NEWS
April 22, 1999 | From Times Wire Reports
Lawmakers voted to give civil rights pioneer Rosa Parks, 86, a Congressional Gold Medal, its highest civilian award, for an act of defiance more than 40 years ago. Often hailed as the "first lady" or "mother" of the civil rights movement, Parks refused in Montgomery, Ala., to give up her seat to a white man on a segregated city bus. Her arrest set off a lengthy bus boycott by blacks that lasted until the Supreme Court declared Montgomery's bus segregation law unconstitutional and it was changed.
NEWS
February 2, 1990 | From Associated Press
Rosa Parks, whose refusal to move to the back of the bus 35 years ago was a key moment in the civil rights struggle, was honored Thursday by House Democratic leaders, who said she had changed the nation. "Rosa, let me thank you personally for sitting down so long ago so I could stand here today," said Rep. William H. Gray III (D-Pa.), the House Democratic whip, who credited Parks with triggering changes that have allowed blacks such as himself to attain high office.
CALIFORNIA | LOCAL
April 4, 2011 | Associated Press
Manning Marable, an influential historian whose forthcoming biography of Malcolm X could revise perceptions of the slain civil rights leader, has died only days before the book described as his life's work was to be published.

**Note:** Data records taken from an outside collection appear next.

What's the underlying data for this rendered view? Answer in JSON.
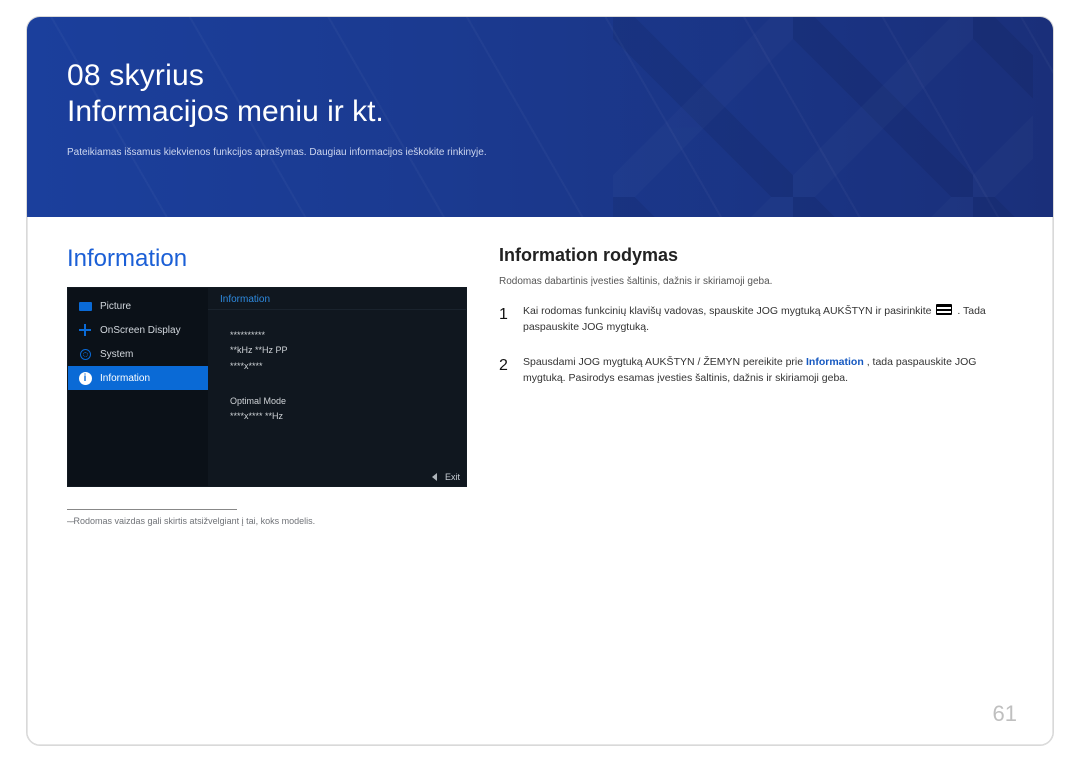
{
  "banner": {
    "chapter": "08 skyrius",
    "title": "Informacijos meniu ir kt.",
    "subtitle": "Pateikiamas išsamus kiekvienos funkcijos aprašymas. Daugiau informacijos ieškokite rinkinyje."
  },
  "left": {
    "heading": "Information",
    "osd": {
      "menu": {
        "picture": "Picture",
        "onscreen": "OnScreen Display",
        "system": "System",
        "information": "Information"
      },
      "panel_title": "Information",
      "line1": "**********",
      "line2": "**kHz **Hz PP",
      "line3": "****x****",
      "line4": "Optimal Mode",
      "line5": "****x**** **Hz",
      "exit": "Exit"
    },
    "footnote": "Rodomas vaizdas gali skirtis atsižvelgiant į tai, koks modelis."
  },
  "right": {
    "heading": "Information rodymas",
    "desc": "Rodomas dabartinis įvesties šaltinis, dažnis ir skiriamoji geba.",
    "steps": {
      "s1a": "Kai rodomas funkcinių klavišų vadovas, spauskite JOG mygtuką AUKŠTYN ir pasirinkite ",
      "s1b": ". Tada paspauskite JOG mygtuką.",
      "s2a": "Spausdami JOG mygtuką AUKŠTYN / ŽEMYN pereikite prie ",
      "s2hl": "Information",
      "s2b": ", tada paspauskite JOG mygtuką. Pasirodys esamas įvesties šaltinis, dažnis ir skiriamoji geba."
    }
  },
  "page_number": "61"
}
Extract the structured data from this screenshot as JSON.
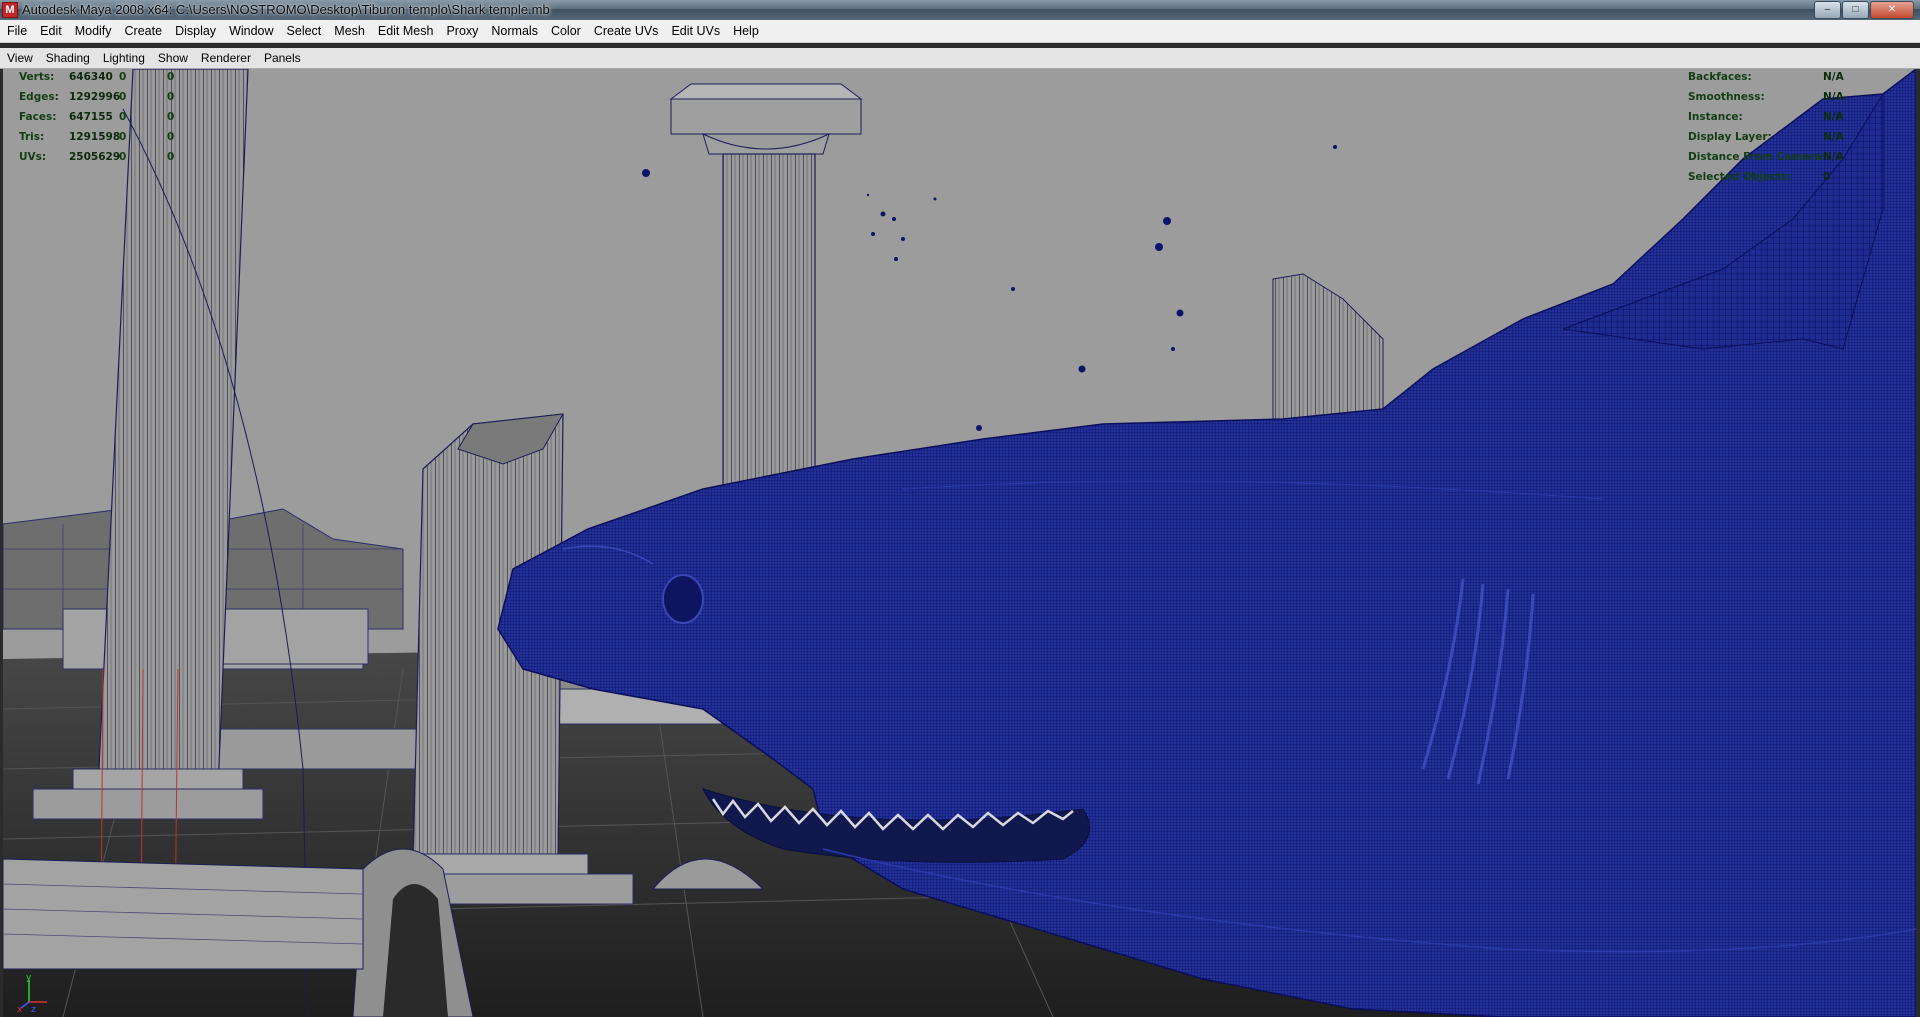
{
  "window": {
    "title": "Autodesk Maya 2008 x64: C:\\Users\\NOSTROMO\\Desktop\\Tiburon templo\\Shark temple.mb",
    "buttons": [
      "minimize",
      "maximize",
      "close"
    ]
  },
  "menubar": {
    "items": [
      "File",
      "Edit",
      "Modify",
      "Create",
      "Display",
      "Window",
      "Select",
      "Mesh",
      "Edit Mesh",
      "Proxy",
      "Normals",
      "Color",
      "Create UVs",
      "Edit UVs",
      "Help"
    ]
  },
  "panel_menu": {
    "items": [
      "View",
      "Shading",
      "Lighting",
      "Show",
      "Renderer",
      "Panels"
    ]
  },
  "hud_left": [
    {
      "label": "Verts:",
      "value": "646340",
      "selected": "0",
      "extra": "0"
    },
    {
      "label": "Edges:",
      "value": "1292996",
      "selected": "0",
      "extra": "0"
    },
    {
      "label": "Faces:",
      "value": "647155",
      "selected": "0",
      "extra": "0"
    },
    {
      "label": "Tris:",
      "value": "1291598",
      "selected": "0",
      "extra": "0"
    },
    {
      "label": "UVs:",
      "value": "2505629",
      "selected": "0",
      "extra": "0"
    }
  ],
  "hud_right": [
    {
      "label": "Backfaces:",
      "value": "N/A"
    },
    {
      "label": "Smoothness:",
      "value": "N/A"
    },
    {
      "label": "Instance:",
      "value": "N/A"
    },
    {
      "label": "Display Layer:",
      "value": "N/A"
    },
    {
      "label": "Distance From Camera:",
      "value": "N/A"
    },
    {
      "label": "Selected Objects:",
      "value": "0"
    }
  ],
  "axis": {
    "x": "x",
    "y": "y",
    "z": "z"
  },
  "colors": {
    "viewport_bg": "#9c9c9c",
    "wireframe": "#0a0f6e",
    "mesh_fill": "#1a2a8c",
    "hud_text": "#123e12",
    "menubar_bg": "#f0f0f0"
  }
}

He was 60. Marable died Friday of complications of pneumonia at New York-Presbyterian Hospital in Manhattan, said his wife, Leith Mullings. She said Marable had suffered for 24 years from sarcoidosis, a disease characterized by inflammation in the lungs or other tissue, and had undergone a double lung transplant in July.
BUSINESS
April 30, 2010 | By Meg James, Los Angeles Times
United States history is filled with such heroes as George Washington, Abraham Lincoln, Rosa Parks and Bank of America. Well, maybe not, but the colossal bank is doing its best to join the pantheon. After being excoriated for its role in the financial crisis and government bailout, BofA has been looking for ways to show its influence on the U.S. economy in a positive light. The History channel's uplifting "America: The Story of Us," an ambitious 12-part series that recounts 400 years of U.S. history, offered the opportunity.
Los Angeles Times Articles
|